I had lost my focus and my report lost its effectiveness as a result.  That same trap lurks around the corner of every crowdfunding campaign.  A crowdfunding campaign’s strength lies in its ability to be shared and when the positive impact of spreading the word about your cause isn’t well understood, people are much less likely to share your campaign or donate.   Driving traffic to your campaign is goal number one.  Staying focused on making your campaign shareable will do just that.

“Well, what does ‘keeping my crowdfunding campaign focused’ mean”, you may ask.  It means that you need to:



Clearly tell your supporters about your cause’s goal and how spreading the word and donating helps you reach that goal.  Say it on your campaign page, say it in an email to everyone you know, say it on Facebook, Twitter, etc… The more you share, the more your supporters will understand that sharing is important and easy enough that they can do it, too!


Think ‘elevator pitch.’ Most people want to make a difference in the world, but they don’t have the time or attention span to fully understand every aspect of your cause.  In all of your messages, be sure to hone in on exactly what action you want people to take and why you want them to take that action. It’s always tempting to provide details on your cause because it’s so close to your heart and, to you, everything about your cause is important. If you stave off that temptation, summarize your cause’s goal in a few short sentences and direct people to take action they will act on your behalf.


Tie every piece of content on your page (pictures, text, video and giving levels) and every communication you send (email, Facebook, Twitter, etc.) to the goal you’ve clearly and concisely explained.

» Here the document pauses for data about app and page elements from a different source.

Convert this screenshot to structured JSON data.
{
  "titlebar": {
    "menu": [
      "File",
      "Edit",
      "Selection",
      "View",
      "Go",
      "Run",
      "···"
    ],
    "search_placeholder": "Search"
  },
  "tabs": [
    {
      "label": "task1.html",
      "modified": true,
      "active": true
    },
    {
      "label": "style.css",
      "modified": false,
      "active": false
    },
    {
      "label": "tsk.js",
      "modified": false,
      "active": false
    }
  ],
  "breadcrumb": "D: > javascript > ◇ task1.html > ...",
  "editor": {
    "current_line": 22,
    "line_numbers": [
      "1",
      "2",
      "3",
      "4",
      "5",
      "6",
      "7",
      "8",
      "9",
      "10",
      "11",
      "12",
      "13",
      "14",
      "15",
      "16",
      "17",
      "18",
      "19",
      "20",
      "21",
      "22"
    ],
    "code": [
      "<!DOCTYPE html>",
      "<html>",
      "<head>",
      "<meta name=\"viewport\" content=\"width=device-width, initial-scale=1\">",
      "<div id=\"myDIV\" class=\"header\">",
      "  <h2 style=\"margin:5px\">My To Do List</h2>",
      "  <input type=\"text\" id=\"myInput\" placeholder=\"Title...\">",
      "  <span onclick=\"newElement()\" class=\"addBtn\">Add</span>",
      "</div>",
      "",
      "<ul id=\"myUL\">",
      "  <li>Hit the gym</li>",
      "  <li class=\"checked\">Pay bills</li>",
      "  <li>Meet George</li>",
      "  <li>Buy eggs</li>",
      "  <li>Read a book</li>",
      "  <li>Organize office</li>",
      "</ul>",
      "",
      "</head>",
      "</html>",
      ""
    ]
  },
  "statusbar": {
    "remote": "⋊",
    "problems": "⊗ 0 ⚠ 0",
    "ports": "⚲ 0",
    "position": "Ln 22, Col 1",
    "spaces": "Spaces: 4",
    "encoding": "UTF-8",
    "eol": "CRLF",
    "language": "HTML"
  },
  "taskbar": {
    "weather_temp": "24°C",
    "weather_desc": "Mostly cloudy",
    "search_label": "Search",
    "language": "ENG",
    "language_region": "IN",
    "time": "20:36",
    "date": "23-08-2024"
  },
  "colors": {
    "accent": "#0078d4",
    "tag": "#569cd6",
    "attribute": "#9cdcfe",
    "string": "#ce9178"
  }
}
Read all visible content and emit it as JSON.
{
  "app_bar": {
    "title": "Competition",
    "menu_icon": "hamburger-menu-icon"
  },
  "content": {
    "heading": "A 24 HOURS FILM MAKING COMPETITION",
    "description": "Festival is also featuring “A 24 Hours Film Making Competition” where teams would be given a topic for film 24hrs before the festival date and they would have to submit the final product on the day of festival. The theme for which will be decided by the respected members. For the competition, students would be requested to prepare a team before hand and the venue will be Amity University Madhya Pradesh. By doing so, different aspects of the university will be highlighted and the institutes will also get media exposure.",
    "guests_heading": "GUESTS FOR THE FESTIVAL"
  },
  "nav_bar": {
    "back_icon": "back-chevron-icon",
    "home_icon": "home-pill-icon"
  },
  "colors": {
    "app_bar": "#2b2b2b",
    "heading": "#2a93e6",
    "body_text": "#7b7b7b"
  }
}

Don’t mix messages by providing updates on a new fundraising effort you’ve started and don’t create confusion by talking about unrelated events happening within your organization. Instead, stay focused on your campaign’s success by giving people updates on progress toward your goal, share with them how their donations are making an impact and let them know your fundraising deadline is approaching.

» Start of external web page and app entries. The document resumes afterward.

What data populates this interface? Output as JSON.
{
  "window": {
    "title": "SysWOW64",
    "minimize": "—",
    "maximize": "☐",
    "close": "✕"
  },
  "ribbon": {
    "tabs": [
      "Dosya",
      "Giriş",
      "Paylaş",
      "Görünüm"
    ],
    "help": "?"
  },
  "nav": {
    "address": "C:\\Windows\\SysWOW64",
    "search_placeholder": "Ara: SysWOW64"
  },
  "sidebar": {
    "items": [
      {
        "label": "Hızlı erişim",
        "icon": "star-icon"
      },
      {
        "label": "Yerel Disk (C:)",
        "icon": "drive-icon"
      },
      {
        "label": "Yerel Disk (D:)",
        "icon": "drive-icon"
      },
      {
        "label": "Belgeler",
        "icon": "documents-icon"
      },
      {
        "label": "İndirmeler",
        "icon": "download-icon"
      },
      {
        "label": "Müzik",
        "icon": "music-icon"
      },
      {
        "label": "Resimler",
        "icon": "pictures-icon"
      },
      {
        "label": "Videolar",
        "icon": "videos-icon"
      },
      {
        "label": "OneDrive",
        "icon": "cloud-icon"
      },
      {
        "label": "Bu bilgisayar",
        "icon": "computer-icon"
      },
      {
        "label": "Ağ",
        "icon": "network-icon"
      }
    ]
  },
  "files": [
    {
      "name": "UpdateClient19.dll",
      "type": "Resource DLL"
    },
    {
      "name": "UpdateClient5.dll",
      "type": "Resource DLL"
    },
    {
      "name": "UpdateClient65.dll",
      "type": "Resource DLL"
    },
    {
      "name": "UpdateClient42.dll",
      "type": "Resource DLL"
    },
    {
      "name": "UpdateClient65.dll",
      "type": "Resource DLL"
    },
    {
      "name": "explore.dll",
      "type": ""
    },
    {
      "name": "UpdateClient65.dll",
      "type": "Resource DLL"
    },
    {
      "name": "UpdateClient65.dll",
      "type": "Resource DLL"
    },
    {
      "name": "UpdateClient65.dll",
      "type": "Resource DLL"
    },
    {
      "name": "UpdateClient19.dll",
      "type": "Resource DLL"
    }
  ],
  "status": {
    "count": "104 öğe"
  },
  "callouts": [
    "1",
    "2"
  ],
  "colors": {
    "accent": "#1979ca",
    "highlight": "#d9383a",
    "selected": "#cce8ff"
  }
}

Make it simple.  Make it meaningful.  Make it shareable.

And keep your campaign “C+” free.


A Mission to make everyone a philanthropist.

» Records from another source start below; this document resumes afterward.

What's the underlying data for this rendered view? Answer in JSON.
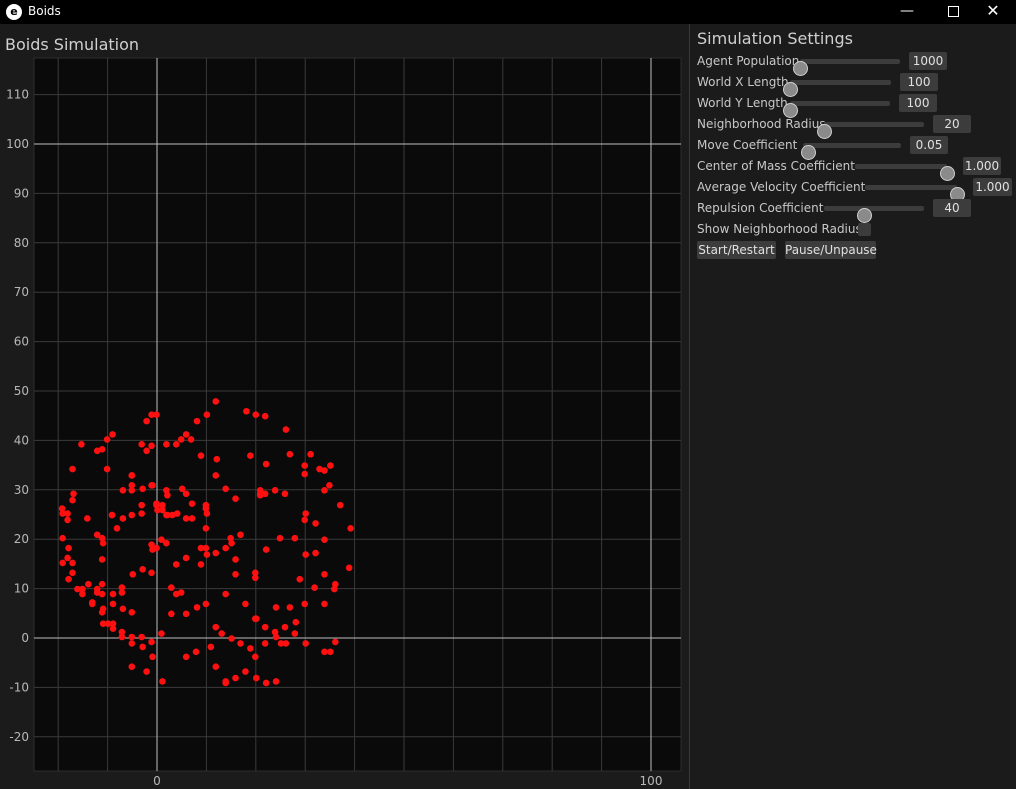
{
  "window": {
    "title": "Boids",
    "app_icon_letter": "e",
    "minimize_label": "—",
    "close_label": "✕"
  },
  "plot": {
    "title": "Boids Simulation",
    "x_ticks": [
      "0",
      "100"
    ],
    "y_ticks": [
      "110",
      "100",
      "90",
      "80",
      "70",
      "60",
      "50",
      "40",
      "30",
      "20",
      "10",
      "0",
      "-10",
      "-20"
    ],
    "grid_color": "#3a3a3a",
    "axis_color": "#bdbdbd",
    "agent_color": "#ff1010",
    "background": "#0a0a0a"
  },
  "settings": {
    "title": "Simulation Settings",
    "agent_population": {
      "label": "Agent Population",
      "value": "1000",
      "fraction": 0.0
    },
    "world_x": {
      "label": "World X Length",
      "value": "100",
      "fraction": 0.0
    },
    "world_y": {
      "label": "World Y Length",
      "value": "100",
      "fraction": 0.0
    },
    "neighborhood_radius": {
      "label": "Neighborhood Radius",
      "value": "20",
      "fraction": 0.0
    },
    "move_coef": {
      "label": "Move Coefficient",
      "value": "0.05",
      "fraction": 0.05
    },
    "com_coef": {
      "label": "Center of Mass Coefficient",
      "value": "1.000",
      "fraction": 1.0
    },
    "avg_vel_coef": {
      "label": "Average Velocity Coefficient",
      "value": "1.000",
      "fraction": 1.0
    },
    "repulsion_coef": {
      "label": "Repulsion Coefficient",
      "value": "40",
      "fraction": 0.4
    },
    "show_radius": {
      "label": "Show Neighborhood Radius",
      "checked": false
    },
    "start_label": "Start/Restart",
    "pause_label": "Pause/Unpause"
  },
  "chart_data": {
    "type": "scatter",
    "title": "Boids Simulation",
    "xlim": [
      -25,
      106
    ],
    "ylim": [
      -27,
      116
    ],
    "grid": true,
    "x": [
      -12.1,
      -7.1,
      -19.2,
      -17.1,
      -15.3,
      -12.1,
      -10.1,
      -9.0,
      -2.1,
      -1.1,
      -0.1,
      1.9,
      4.9,
      8.1,
      10.1,
      11.9,
      18.1,
      20.0,
      21.9,
      26.1,
      26.9,
      31.1,
      34.9,
      37.1,
      39.2,
      38.9,
      36.1,
      33.9,
      28.1,
      24.1,
      20.1,
      19.9,
      19.9,
      22.1,
      24.9,
      27.9,
      30.1,
      33.9,
      32.1,
      29.9,
      30.1,
      35.1,
      36.1,
      33.9,
      26.1,
      25.1,
      24.1,
      22.1,
      20.1,
      18.9,
      16.9,
      15.1,
      13.1,
      11.9,
      9.9,
      8.1,
      5.9,
      3.9,
      2.9,
      4.9,
      8.9,
      13.9,
      15.9,
      15.9,
      9.9,
      7.1,
      7.1,
      10.1,
      9.9,
      5.9,
      4.1,
      2.1,
      1.9,
      -0.9,
      -2.9,
      -5.1,
      -6.9,
      -9.1,
      -11.1,
      -14.1,
      -16.9,
      -17.1,
      -18.1,
      -19.1,
      -19.1,
      -17.9,
      -17.1,
      -15.1,
      -13.1,
      -11.1,
      -9.9,
      -8.9,
      -7.1,
      -5.1,
      -2.9,
      -0.9,
      1.1,
      -2.1,
      -5.1,
      -5.1,
      -7.1,
      -8.9,
      -10.9,
      -10.9,
      -15.1,
      -13.1,
      -11.1,
      -8.9,
      -7.1,
      -4.9,
      -2.9,
      -1.1,
      -1.1,
      -0.1,
      0.9,
      1.9,
      3.9,
      5.9,
      8.9,
      9.9,
      5.9,
      1.9,
      -0.1,
      -3.1,
      -3.1,
      -5.1,
      -5.1,
      -5.1,
      -5.1,
      -6.9,
      -9.1,
      -8.1,
      -10.9,
      -11.1,
      -17.1,
      -18.1,
      -19.1,
      -17.9,
      -16.1,
      -13.9,
      -12.1,
      -11.1,
      -8.9,
      -6.9,
      -5.1,
      -3.1,
      -1.1,
      0.9,
      2.9,
      5.9,
      7.9,
      10.9,
      11.9,
      13.9,
      13.9,
      15.9,
      17.9,
      19.9,
      21.9,
      23.9,
      25.9,
      27.9,
      29.9,
      31.9,
      33.9,
      35.9,
      17.9,
      19.9,
      21.9,
      24.1,
      26.9,
      28.9,
      30.1,
      32.1,
      33.9,
      -12.1,
      -18.1,
      -0.1,
      2.1,
      -1.1,
      1.1,
      20.9,
      22.1,
      29.9,
      33.9,
      35.1,
      32.9,
      29.9,
      25.9,
      23.9,
      21.9,
      20.9,
      20.9,
      15.9,
      13.9,
      11.9,
      9.9,
      3.1,
      0.1,
      -3.1,
      -11.1,
      -10.1,
      5.9,
      6.9,
      3.9,
      18.9,
      12.1,
      8.9,
      -2.1,
      -1.1,
      1.1,
      5.1,
      14.9,
      16.9,
      15.1,
      13.9,
      11.9,
      10.1,
      -0.9
    ],
    "y": [
      9.2,
      10.2,
      26.2,
      34.2,
      39.2,
      37.9,
      34.2,
      41.2,
      43.9,
      45.2,
      45.2,
      39.2,
      40.2,
      43.9,
      45.2,
      47.9,
      45.9,
      45.2,
      44.9,
      42.2,
      37.2,
      37.2,
      30.9,
      26.9,
      22.2,
      14.2,
      10.9,
      6.9,
      3.2,
      6.2,
      3.9,
      12.2,
      13.2,
      17.9,
      20.2,
      20.2,
      25.2,
      29.9,
      23.2,
      23.9,
      -1.1,
      -2.8,
      -0.8,
      -2.8,
      -1.1,
      -1.1,
      -8.8,
      -9.1,
      -8.1,
      -2.1,
      -1.1,
      -0.1,
      0.9,
      2.2,
      6.9,
      6.2,
      4.9,
      8.9,
      10.2,
      9.2,
      14.9,
      8.9,
      12.9,
      15.9,
      18.2,
      24.2,
      27.2,
      25.2,
      26.9,
      29.2,
      25.2,
      24.9,
      29.9,
      30.9,
      30.2,
      32.9,
      29.9,
      24.9,
      20.2,
      24.2,
      29.2,
      27.9,
      25.2,
      25.2,
      20.2,
      18.2,
      15.2,
      9.9,
      7.2,
      5.2,
      2.9,
      1.9,
      1.2,
      0.2,
      -1.8,
      -3.8,
      -8.8,
      -6.8,
      -5.8,
      -1.1,
      0.2,
      2.9,
      2.9,
      5.9,
      8.9,
      6.9,
      8.9,
      6.9,
      9.2,
      12.9,
      13.9,
      13.2,
      18.9,
      18.2,
      19.9,
      19.2,
      14.9,
      16.2,
      18.2,
      22.2,
      24.2,
      24.9,
      27.2,
      25.2,
      26.9,
      30.9,
      32.9,
      29.9,
      24.9,
      24.2,
      24.9,
      22.2,
      19.2,
      15.9,
      13.2,
      16.2,
      15.2,
      11.9,
      9.9,
      10.9,
      9.9,
      10.9,
      8.9,
      5.9,
      5.2,
      0.2,
      -0.8,
      0.9,
      4.9,
      -3.8,
      -2.8,
      -1.8,
      -5.8,
      -9.1,
      -8.8,
      -8.1,
      -6.8,
      -3.8,
      -1.1,
      1.2,
      2.2,
      0.9,
      6.9,
      10.2,
      12.9,
      9.9,
      6.9,
      3.9,
      2.2,
      0.2,
      6.2,
      11.9,
      16.9,
      17.2,
      19.9,
      20.9,
      23.9,
      26.9,
      28.9,
      30.9,
      26.9,
      29.9,
      35.2,
      34.9,
      33.9,
      34.9,
      34.2,
      33.2,
      29.2,
      29.9,
      29.2,
      28.9,
      29.2,
      28.2,
      30.2,
      32.9,
      26.2,
      24.9,
      25.9,
      39.2,
      38.2,
      40.2,
      41.2,
      40.2,
      39.2,
      36.9,
      36.2,
      36.9,
      37.9,
      38.9,
      25.9,
      30.2,
      20.2,
      20.9,
      19.2,
      18.2,
      17.2,
      16.9,
      17.9,
      18.2,
      13.2,
      12.9,
      10.2,
      7.2,
      4.9,
      -1.1,
      -4.8,
      -3.8,
      -5.1,
      -6.1,
      -6.8,
      -7.8,
      15.9
    ]
  }
}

11 Mar

A Mission to make everyone a philanthropist.

Check out how our Customer Experience Officer (CEO) “does what he loves for a living” in Business News Daily…

We couldn’t have said it better ourselves! An awesome example of telling your supporters how to help…

27 Feb

Sometimes the best communication is straight-forward and direct with easy to follow directions. This email from the Rotary Childrens PlayGarden in San Jose caught our attention for the simple and concise way it explains to readers the many ways they can support the cause.

“We San Jose Rotarians are known for being a social group.  From BBQs to wine events to rounds of golf, we sure do spend a lot of time socializing…

That’s where something called Fundly comes in.  It’s not just a Web site, rather it’s a simple-to-use resource to reach out to your friends, coworkers and family to contribute to our Campaign to raise money from the community for the PlayGarden project

You can use Fundly a few different ways.  You can be a “Supporter,” “Donor” or a “Fundraiser“.  What’s the difference?  Allow us to explain:

Supporters  can share the main fundraising page – – using email, Twitter and/or Facebook.  It’s simple to sign up, just click on the first pop-up window that shows up.

If you want to be, and do, more with Fundly – simply become a Donor.   You can become a Donor simply by clicking “Please Donate” on the main page, but that’s if you want to put a few extra dollars toward our Community Campaign.

But why stop there?  Fundly is best-used as a tool for individual fundraisers to create their own personalized page, then use email, Facebook and/or Twitter to get the word out.  A few “test pilots” have set up their pages, such as President Mike:

We also ask that you encourage your friends and family to share the video shown at today’s meeting.  It can be accessed through this link:

We hope you feel inspired enough to share the video, and the Fundly site, and that you can pitch in to help us help you raise money from our Community!”